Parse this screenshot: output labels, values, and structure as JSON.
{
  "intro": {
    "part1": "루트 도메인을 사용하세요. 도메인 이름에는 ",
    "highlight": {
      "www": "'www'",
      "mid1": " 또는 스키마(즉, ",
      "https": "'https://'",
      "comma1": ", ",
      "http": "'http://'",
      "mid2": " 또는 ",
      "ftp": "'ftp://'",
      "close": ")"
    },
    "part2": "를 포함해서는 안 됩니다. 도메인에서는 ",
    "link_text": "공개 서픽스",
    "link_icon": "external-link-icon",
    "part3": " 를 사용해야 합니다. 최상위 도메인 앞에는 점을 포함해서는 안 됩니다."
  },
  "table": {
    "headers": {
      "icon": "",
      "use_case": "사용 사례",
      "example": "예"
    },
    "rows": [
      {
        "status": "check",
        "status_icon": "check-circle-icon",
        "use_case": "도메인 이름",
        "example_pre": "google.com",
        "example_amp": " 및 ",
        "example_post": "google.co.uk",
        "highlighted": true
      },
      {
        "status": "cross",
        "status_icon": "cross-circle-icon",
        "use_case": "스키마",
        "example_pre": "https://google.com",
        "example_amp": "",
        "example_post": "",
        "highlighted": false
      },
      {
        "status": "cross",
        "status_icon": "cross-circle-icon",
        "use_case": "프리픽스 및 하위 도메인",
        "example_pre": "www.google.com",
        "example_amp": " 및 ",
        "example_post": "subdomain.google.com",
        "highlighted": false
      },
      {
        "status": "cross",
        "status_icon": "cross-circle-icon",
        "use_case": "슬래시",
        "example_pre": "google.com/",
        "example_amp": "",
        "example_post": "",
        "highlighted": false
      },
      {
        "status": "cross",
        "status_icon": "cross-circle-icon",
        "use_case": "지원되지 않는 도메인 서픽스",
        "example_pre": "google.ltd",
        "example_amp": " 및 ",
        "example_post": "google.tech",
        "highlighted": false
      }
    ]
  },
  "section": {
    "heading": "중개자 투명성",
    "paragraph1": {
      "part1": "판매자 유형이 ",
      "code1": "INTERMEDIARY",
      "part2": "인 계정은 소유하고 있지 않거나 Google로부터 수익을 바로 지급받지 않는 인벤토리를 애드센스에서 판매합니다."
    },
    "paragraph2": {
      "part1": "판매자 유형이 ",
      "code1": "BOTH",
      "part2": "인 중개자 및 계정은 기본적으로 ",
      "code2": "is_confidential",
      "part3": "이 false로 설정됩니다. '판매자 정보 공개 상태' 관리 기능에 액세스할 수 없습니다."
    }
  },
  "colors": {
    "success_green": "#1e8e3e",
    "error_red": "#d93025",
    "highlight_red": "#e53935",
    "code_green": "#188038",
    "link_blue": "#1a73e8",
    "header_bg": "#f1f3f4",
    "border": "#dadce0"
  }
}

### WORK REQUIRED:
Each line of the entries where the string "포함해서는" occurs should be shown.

### RESULT OF THIS TASK:
    "part2": "를 포함해서는 안 됩니다. 도메인에서는 ",
    "part3": " 를 사용해야 합니다. 최상위 도메인 앞에는 점을 포함해서는 안 됩니다."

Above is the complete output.